Childhood cancer patient holding balloon

Childhood cancer affects the lives of young people all over the world, regardless of their family background or upbringing. Presently, more than 80 per cent of children in high-income countries have their cancer cured compared to only 30 per cent in low to middle-income countries.

In recent years, groundbreaking clinical trials, dedicated paediatricians and cancer researchers have helped improve childhood cancer survival rates and the way we treat the disease. However, the number of children in Australia diagnosed with cancer is also increasing, highlighting the need for further research. 

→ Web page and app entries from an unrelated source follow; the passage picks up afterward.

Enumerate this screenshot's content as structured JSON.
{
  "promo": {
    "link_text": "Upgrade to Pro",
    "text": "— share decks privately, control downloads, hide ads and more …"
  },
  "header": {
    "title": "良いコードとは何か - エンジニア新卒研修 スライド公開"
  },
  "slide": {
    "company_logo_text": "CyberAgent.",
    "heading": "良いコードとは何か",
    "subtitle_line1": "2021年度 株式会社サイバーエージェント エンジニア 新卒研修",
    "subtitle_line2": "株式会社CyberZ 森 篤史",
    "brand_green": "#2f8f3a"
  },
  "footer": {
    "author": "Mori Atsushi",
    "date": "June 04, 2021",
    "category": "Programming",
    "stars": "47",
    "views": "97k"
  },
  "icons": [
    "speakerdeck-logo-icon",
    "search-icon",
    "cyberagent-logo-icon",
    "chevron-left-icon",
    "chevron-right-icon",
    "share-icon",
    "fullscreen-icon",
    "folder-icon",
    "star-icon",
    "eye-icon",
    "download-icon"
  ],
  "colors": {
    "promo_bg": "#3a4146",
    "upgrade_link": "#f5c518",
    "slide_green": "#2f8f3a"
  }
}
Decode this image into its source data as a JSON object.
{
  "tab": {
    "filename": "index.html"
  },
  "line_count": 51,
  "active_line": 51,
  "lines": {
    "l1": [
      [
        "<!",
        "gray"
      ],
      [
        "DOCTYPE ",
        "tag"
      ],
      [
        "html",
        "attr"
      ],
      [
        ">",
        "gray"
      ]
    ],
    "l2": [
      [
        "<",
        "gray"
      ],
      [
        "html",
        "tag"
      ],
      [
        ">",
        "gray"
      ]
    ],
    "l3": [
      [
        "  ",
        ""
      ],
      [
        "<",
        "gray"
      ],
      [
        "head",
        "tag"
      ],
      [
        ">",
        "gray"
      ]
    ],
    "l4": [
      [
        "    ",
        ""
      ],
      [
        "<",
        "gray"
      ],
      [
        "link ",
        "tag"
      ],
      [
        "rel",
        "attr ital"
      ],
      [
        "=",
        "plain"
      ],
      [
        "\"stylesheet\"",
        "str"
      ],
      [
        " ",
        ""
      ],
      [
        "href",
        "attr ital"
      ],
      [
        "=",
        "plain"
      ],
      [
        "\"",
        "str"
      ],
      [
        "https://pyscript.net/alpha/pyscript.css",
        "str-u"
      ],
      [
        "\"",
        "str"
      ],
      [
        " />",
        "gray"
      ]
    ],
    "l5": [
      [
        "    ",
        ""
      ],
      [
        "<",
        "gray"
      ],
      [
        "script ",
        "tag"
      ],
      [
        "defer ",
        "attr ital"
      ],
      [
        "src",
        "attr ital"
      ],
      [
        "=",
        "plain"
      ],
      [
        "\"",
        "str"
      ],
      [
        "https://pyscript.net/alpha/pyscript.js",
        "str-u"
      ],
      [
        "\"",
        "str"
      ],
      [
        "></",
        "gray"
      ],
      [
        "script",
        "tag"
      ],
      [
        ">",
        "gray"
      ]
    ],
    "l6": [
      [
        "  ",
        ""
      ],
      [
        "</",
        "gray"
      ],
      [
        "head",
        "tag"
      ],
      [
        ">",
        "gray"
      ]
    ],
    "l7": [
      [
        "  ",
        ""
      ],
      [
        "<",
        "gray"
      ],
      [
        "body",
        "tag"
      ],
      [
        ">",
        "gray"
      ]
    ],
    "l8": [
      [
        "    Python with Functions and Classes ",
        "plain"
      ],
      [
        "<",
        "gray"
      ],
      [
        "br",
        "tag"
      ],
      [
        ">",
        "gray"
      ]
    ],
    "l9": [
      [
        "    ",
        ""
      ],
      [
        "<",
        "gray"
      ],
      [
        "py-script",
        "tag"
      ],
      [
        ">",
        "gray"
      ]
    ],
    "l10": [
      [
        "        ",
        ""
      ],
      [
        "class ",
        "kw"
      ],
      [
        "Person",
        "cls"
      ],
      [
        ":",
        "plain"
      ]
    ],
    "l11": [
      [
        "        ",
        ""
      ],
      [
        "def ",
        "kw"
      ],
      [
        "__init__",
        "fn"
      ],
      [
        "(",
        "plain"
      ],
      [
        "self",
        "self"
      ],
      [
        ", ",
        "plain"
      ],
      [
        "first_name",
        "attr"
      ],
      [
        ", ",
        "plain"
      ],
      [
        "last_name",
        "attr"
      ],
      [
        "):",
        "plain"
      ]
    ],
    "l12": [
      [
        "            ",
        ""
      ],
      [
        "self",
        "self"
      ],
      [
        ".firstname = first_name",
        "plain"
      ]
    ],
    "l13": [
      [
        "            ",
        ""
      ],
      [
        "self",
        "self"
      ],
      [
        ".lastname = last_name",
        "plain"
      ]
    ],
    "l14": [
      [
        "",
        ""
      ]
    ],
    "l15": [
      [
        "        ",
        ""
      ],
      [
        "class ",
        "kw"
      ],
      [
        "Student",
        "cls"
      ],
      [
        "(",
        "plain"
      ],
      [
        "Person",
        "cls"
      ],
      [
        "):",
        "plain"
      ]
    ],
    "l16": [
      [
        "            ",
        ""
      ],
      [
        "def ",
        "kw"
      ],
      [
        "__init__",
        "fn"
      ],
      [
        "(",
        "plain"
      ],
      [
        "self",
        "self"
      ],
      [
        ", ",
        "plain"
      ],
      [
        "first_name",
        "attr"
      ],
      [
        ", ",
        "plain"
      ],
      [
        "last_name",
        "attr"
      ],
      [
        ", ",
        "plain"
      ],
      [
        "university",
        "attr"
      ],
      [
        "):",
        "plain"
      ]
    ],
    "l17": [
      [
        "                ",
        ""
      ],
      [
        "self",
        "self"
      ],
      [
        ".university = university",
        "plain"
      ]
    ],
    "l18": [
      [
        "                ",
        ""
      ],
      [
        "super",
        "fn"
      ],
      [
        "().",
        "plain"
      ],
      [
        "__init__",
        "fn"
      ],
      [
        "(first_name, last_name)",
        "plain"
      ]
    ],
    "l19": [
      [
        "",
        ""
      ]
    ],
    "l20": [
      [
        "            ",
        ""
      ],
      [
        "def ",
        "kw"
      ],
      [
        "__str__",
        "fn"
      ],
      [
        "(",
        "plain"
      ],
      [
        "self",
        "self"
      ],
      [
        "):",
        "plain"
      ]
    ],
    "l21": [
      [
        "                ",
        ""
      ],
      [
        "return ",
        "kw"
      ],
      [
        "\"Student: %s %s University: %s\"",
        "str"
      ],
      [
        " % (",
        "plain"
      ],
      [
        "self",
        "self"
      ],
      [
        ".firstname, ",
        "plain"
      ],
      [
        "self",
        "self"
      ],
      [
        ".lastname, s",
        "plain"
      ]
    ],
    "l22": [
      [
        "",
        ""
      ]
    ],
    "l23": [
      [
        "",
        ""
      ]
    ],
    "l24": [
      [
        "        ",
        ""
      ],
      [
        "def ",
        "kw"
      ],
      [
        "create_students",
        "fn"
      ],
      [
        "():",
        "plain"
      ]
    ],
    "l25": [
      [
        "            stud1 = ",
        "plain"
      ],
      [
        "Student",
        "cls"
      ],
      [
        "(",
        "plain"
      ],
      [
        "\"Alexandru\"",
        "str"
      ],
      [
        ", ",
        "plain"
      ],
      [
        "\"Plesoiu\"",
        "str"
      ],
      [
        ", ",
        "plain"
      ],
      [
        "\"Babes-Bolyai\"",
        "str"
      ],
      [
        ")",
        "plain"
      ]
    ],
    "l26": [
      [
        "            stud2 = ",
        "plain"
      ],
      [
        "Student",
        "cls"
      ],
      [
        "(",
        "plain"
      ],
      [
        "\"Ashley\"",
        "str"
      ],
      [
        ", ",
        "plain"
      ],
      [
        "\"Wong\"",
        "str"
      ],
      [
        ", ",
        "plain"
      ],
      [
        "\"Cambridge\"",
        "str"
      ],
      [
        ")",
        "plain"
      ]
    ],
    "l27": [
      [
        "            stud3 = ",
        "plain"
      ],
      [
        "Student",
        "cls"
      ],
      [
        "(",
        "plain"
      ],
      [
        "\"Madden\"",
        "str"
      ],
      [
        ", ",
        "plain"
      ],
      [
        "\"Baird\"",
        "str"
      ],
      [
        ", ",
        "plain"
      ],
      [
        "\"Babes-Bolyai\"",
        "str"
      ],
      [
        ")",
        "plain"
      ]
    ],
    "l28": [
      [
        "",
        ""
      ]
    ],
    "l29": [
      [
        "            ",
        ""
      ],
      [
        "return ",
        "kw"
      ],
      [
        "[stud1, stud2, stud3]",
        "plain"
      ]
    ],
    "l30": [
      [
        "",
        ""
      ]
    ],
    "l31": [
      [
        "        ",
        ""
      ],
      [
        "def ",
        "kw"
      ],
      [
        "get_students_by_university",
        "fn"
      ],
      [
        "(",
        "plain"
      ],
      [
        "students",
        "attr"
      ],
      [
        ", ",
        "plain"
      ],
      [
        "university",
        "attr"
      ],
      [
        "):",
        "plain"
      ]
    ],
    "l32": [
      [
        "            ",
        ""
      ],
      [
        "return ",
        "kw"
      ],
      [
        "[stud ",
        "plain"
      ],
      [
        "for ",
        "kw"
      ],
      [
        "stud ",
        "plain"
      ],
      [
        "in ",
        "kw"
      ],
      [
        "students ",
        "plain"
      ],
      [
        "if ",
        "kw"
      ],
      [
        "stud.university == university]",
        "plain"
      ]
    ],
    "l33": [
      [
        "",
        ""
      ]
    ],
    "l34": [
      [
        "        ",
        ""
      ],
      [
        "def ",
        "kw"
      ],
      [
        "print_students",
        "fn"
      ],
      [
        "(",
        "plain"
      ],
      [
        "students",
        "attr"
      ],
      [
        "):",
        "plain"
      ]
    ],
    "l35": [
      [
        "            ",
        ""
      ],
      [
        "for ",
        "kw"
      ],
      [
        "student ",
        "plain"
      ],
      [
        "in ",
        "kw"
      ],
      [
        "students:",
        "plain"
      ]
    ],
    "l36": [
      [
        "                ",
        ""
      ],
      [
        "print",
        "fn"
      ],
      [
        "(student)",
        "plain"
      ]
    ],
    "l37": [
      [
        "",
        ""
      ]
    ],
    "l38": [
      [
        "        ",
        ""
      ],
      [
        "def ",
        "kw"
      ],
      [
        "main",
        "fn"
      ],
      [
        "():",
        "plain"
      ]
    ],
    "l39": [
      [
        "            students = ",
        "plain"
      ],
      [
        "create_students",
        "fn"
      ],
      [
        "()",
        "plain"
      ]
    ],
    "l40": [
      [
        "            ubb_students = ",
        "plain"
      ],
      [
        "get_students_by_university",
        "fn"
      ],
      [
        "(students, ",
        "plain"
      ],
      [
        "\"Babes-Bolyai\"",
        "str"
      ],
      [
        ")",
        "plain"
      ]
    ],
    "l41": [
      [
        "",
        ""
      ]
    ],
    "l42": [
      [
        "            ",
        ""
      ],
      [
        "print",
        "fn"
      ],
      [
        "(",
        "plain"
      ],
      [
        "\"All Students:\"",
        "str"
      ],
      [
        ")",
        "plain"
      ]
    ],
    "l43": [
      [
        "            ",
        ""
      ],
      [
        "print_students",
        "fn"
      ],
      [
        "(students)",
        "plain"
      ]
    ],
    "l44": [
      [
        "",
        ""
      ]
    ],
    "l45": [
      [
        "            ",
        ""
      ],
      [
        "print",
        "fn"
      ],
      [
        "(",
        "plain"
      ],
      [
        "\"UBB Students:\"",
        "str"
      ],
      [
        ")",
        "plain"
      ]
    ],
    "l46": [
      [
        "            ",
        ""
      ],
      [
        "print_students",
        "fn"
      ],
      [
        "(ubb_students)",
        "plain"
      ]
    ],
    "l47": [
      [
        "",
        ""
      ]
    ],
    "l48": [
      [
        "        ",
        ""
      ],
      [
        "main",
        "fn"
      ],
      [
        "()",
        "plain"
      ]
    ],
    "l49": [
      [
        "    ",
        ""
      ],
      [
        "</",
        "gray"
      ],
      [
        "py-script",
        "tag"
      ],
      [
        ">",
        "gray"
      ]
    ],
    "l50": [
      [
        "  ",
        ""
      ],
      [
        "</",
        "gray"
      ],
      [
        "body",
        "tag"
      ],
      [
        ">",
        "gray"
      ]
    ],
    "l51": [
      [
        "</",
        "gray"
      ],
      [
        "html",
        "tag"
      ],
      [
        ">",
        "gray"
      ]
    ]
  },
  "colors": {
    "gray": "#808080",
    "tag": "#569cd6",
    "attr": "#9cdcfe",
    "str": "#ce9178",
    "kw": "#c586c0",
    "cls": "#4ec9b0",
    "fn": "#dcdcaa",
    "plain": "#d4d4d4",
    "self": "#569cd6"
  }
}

In Australia, almost 1,000 children are diagnosed with cancer annually and around 100 children sadly die. Almost half of these cancer diagnoses are for children under five. Globally, nearly 400,000 children and adolescents are diagnosed with cancer each year.

Murdoch Children’s Research Institute has several cancer studies ongoing, including the Victorian Paediatric Cancer Consortium (VPCC), Australian Cardio-Oncology Registry (ACOR) and cutting-edge brain cancer research. Our research aims to improve childhood cancer survival rates so that all children have the opportunity to live a healthy and fulfilled life.

Victorian Paediatric Cancer Consortium (VPCC)

The Victorian Paediatric Cancer Consortium (VPCC) is a collaboration led by Murdoch Children’s and the Hudson Institute of Medical Research that is driven by the need to improve outcomes for child cancer patients in Australia and worldwide.

The VPCC also includes clinicians and researchers from The Royal Children’s Hospital, Monash Children's Hospital, WEHIPeter MacCallum Cancer CentreMonash University and the University of Melbourne. This interplay of clinical expertise and research pipelines ensures that every potentially life-saving discovery reaches children in hospital with cancer as quickly as possible.

VPCC’s dedicated researchers work hard to fill the gap in child cancer research by mapping the patient journey, finding new therapies for rare types of cancer and investigating how to minimise the harmful effects of cancer-fighting treatments.

The aim of VPCC is to learn more about the immediate and ongoing effects of childhood cancer and give survivors better opportunities to manage their long-term health as they grow up.   

VPCC is funded by the Australian Government’s Medical Research Future Fund (MRFF) and the Andrews Labor Government.

Australian Cardio-Oncology Registry (ACOR)

Currently, heart complications are the second leading cause of death in those who have beaten cancer. Survivors of childhood cancer are at a greater risk of heart failure and heart disease than the general population.

The Australian Cardio-Oncology Registry (ACOR) is a world-first cardio-oncology registry developed by Murdoch Children’s and supported by 11 Australian hospitals. ACOR aims to learn more about why survivors of childhood cancer are more likely to have heart failure than other children and prevent this from occurring.

The registry, led by Associate Professor Rachel Conyers, documents children and young adults who are receiving cancer treatments that can be toxic to the heart such as chemotherapy, radiotherapy, molecular and immunotherapy. The data collected in the registry includes information on the clinical, epidemiological and pharmaceutical experiences of children. It will help inform longitudinal cancer research to provide better outcomes and treatments for patients who are more at risk of developing harmful, therapy-related side effects.          

Brain Cancer Research

Childhood brain cancer has a very low survival rate in Australia, claiming the lives of four out of five children who are diagnosed with the disease within five years. There is currently no cure for brain cancer.

Professor David Eistenstat is the head of Neuro-Oncology at Murdoch Children’s and Director of the Children’s Cancer Centre at The Royal Children’s Hospital.

Professor Eistenstat and his team at Murdoch Children’s are working to identify new therapies that could one day treat, prevent and cure childhood brain cancer. The new therapies being studied will see whether it’s possible to use the immune system to create immunotherapies that fight brain cancer. We are also assessing whether giving specific medications to a child with relapsed brain cancer before surgery helps to better target new tumours.

The Neuro-Oncology team is also studying the link between the signals that control a cell's final identity, normal cell development and cancer.

In addition, Associate Professor Jonathan Payne, co-lead of the Brain & Mind Research Group at Murdoch Children's and his team are working together to find new treatments that may shrink brain tumours in children with neurofibromatosis.